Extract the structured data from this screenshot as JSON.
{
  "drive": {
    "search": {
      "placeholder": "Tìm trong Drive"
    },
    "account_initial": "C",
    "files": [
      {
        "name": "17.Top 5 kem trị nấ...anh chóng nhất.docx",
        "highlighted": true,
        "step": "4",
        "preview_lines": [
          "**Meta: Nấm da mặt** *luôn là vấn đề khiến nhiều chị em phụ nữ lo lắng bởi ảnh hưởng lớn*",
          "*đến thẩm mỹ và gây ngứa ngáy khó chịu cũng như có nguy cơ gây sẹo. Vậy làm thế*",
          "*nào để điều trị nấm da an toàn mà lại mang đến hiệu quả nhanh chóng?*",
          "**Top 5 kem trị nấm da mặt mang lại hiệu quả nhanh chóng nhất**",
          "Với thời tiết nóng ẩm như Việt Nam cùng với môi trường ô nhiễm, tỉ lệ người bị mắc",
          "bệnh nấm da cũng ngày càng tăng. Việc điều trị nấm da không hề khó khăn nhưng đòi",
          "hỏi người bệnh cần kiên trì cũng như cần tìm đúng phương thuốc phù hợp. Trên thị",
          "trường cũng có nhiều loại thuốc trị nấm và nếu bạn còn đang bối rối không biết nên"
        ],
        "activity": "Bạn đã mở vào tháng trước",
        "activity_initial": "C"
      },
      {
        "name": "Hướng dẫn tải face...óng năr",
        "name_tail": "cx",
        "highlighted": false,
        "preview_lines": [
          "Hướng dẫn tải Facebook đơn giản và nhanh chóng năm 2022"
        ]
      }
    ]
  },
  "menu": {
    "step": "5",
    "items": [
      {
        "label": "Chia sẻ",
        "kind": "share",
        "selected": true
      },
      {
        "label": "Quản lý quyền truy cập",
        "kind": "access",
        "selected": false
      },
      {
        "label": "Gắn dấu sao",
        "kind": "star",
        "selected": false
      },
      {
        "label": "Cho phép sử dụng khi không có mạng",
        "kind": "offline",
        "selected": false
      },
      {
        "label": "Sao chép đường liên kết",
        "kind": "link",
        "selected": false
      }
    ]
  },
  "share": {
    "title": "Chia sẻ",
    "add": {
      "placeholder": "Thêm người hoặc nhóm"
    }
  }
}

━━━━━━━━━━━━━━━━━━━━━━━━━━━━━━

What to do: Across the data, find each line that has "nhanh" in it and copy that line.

Solution to this exercise:
          "*nào để điều trị nấm da an toàn mà lại mang đến hiệu quả nhanh chóng?*",
          "**Top 5 kem trị nấm da mặt mang lại hiệu quả nhanh chóng nhất**",
          "Hướng dẫn tải Facebook đơn giản và nhanh chóng năm 2022"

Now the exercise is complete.